What is required — Show the lines below that contain the string "并且满足".

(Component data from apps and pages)
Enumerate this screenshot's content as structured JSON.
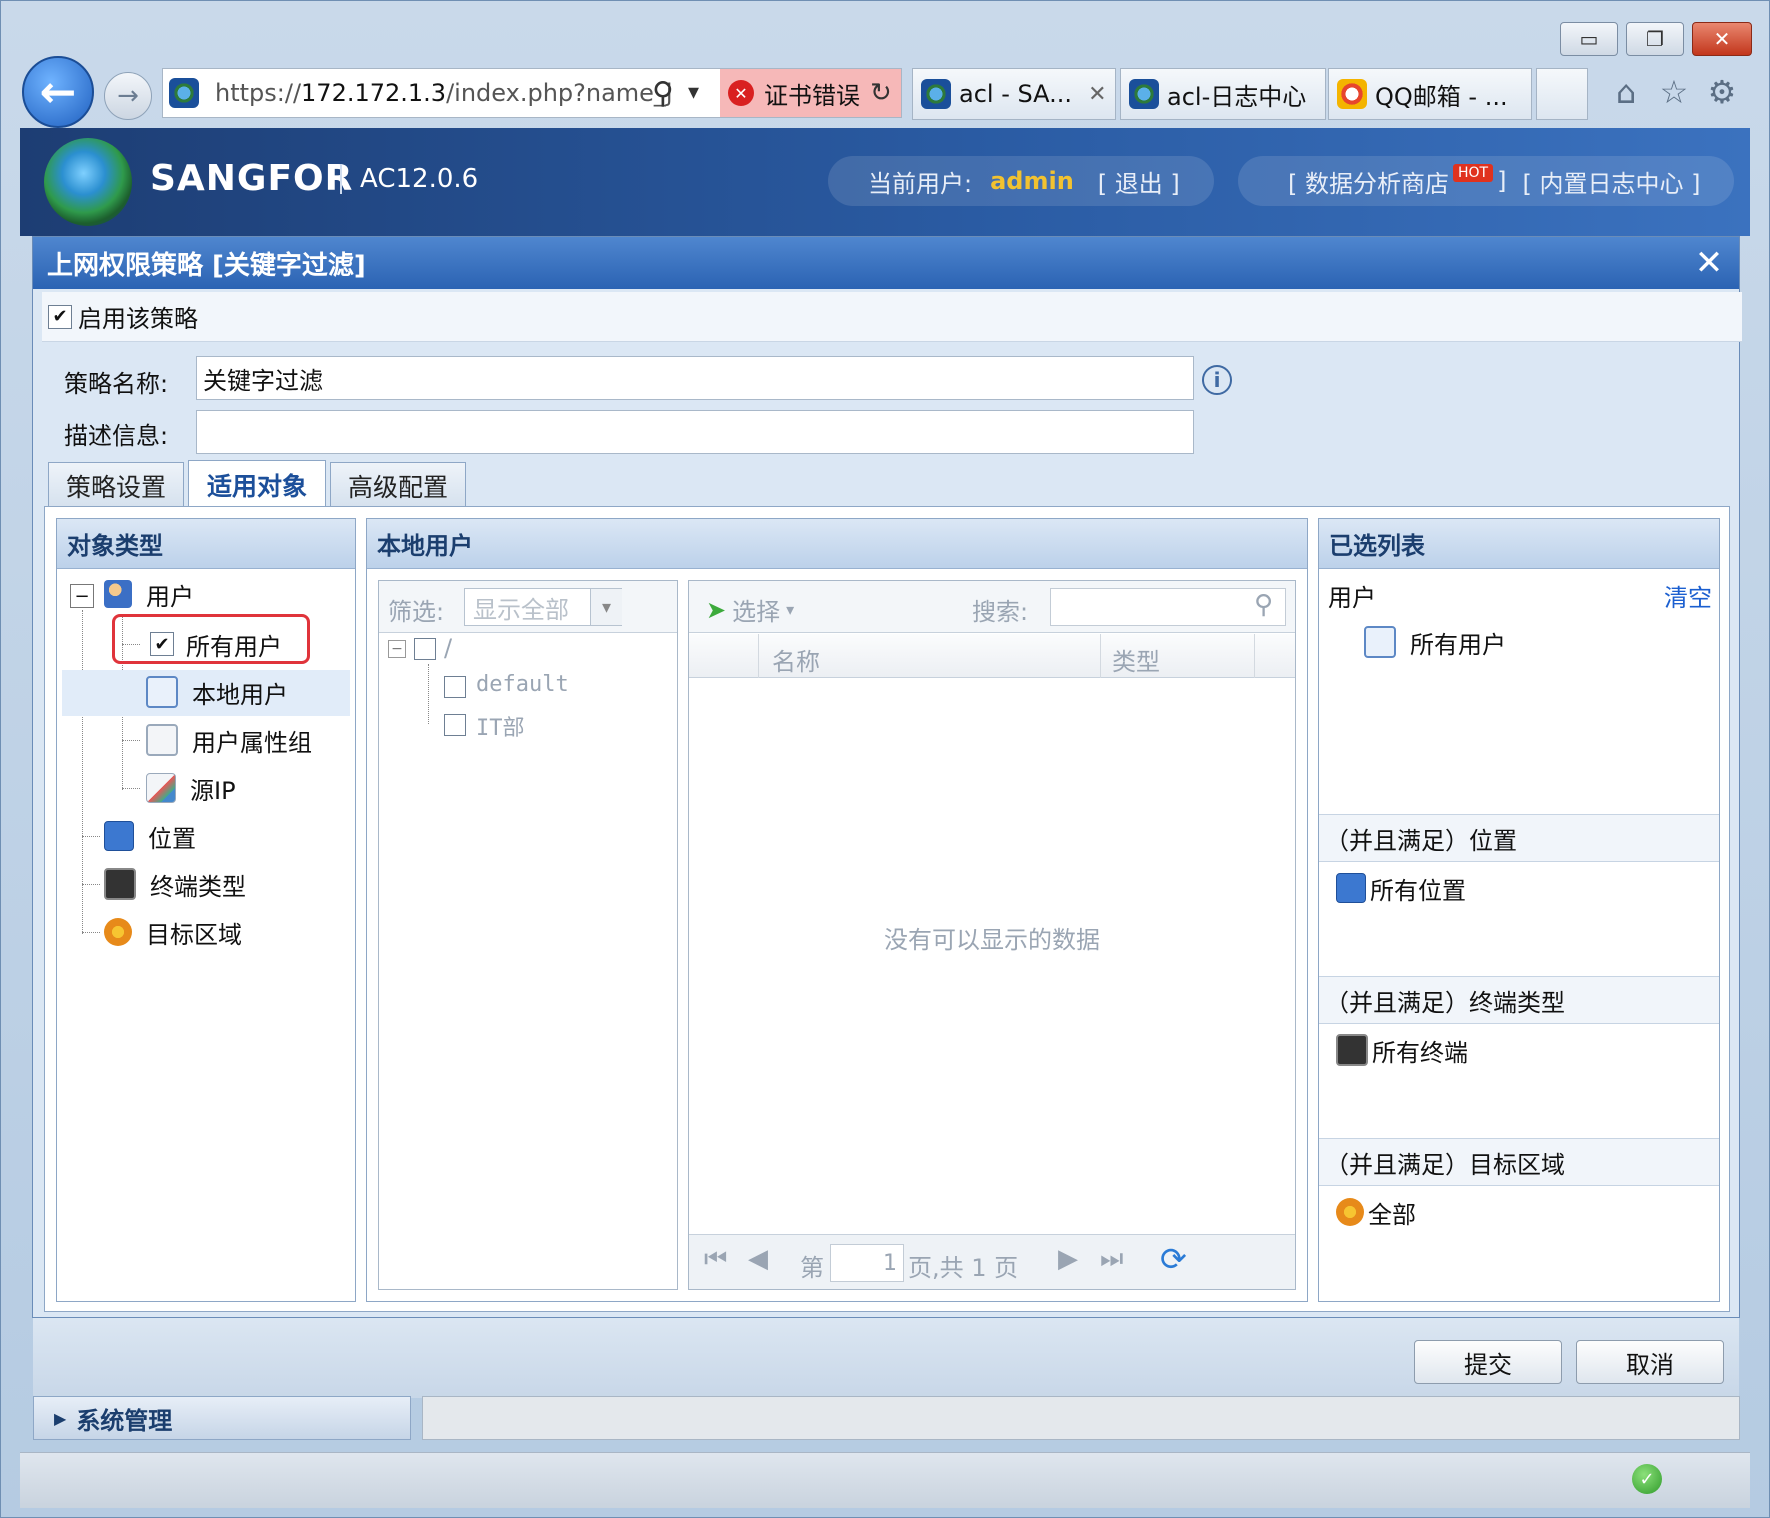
{
  "window": {
    "minimize": "▭",
    "restore": "❐",
    "close": "✕"
  },
  "browser": {
    "back": "←",
    "forward": "→",
    "url_prefix": "https://",
    "url_host": "172.172.1.3",
    "url_rest": "/index.php?name_j",
    "search_icon": "⚲",
    "dropdown": "▾",
    "cert_error": "证书错误",
    "refresh": "↻",
    "tabs": [
      {
        "label": "acl - SA...",
        "close": "✕",
        "icon": "sangfor-icon"
      },
      {
        "label": "acl-日志中心",
        "icon": "sangfor-icon"
      },
      {
        "label": "QQ邮箱 - ...",
        "icon": "qq-mail-icon"
      }
    ],
    "home": "⌂",
    "favorites": "☆",
    "tools": "⚙"
  },
  "app": {
    "brand": "SANGFOR",
    "version": "AC12.0.6",
    "current_user_label": "当前用户:",
    "current_user": "admin",
    "logout": "[ 退出 ]",
    "data_store_pre": "[ 数据分析商店",
    "hot": "HOT",
    "data_store_post": "]",
    "log_center": "[ 内置日志中心 ]",
    "colors": {
      "accent": "#2b63b3",
      "user": "#f2c230",
      "highlight": "#e0343b",
      "link": "#1b5fd0"
    }
  },
  "dialog": {
    "title": "上网权限策略 [关键字过滤]",
    "close": "✕",
    "enable_label": "启用该策略",
    "enabled": true,
    "name_label": "策略名称:",
    "name_value": "关键字过滤",
    "desc_label": "描述信息:",
    "desc_value": "",
    "tabs": [
      "策略设置",
      "适用对象",
      "高级配置"
    ],
    "active_tab": 1,
    "submit": "提交",
    "cancel": "取消"
  },
  "object_types": {
    "title": "对象类型",
    "tree": [
      {
        "label": "用户",
        "expanded": true
      },
      {
        "label": "所有用户",
        "checked": true
      },
      {
        "label": "本地用户",
        "selected": true
      },
      {
        "label": "用户属性组"
      },
      {
        "label": "源IP"
      },
      {
        "label": "位置"
      },
      {
        "label": "终端类型"
      },
      {
        "label": "目标区域"
      }
    ],
    "collapse_symbol": "−"
  },
  "local_users": {
    "title": "本地用户",
    "filter_label": "筛选:",
    "filter_value": "显示全部",
    "tree_root": "/",
    "groups": [
      "default",
      "IT部"
    ],
    "select_btn": "选择",
    "search_label": "搜索:",
    "columns": [
      "名称",
      "类型"
    ],
    "empty_text": "没有可以显示的数据",
    "pager": {
      "page_label": "第",
      "page_value": "1",
      "total_text": "页,共 1 页"
    }
  },
  "selected": {
    "title": "已选列表",
    "user_label": "用户",
    "clear": "清空",
    "user_item": "所有用户",
    "sections": [
      {
        "title": "（并且满足）位置",
        "item": "所有位置"
      },
      {
        "title": "（并且满足）终端类型",
        "item": "所有终端"
      },
      {
        "title": "（并且满足）目标区域",
        "item": "全部"
      }
    ]
  },
  "footer": {
    "system_mgmt": "系统管理"
  }
}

Solution to this task —
        "title": "（并且满足）位置",
        "title": "（并且满足）终端类型",
        "title": "（并且满足）目标区域",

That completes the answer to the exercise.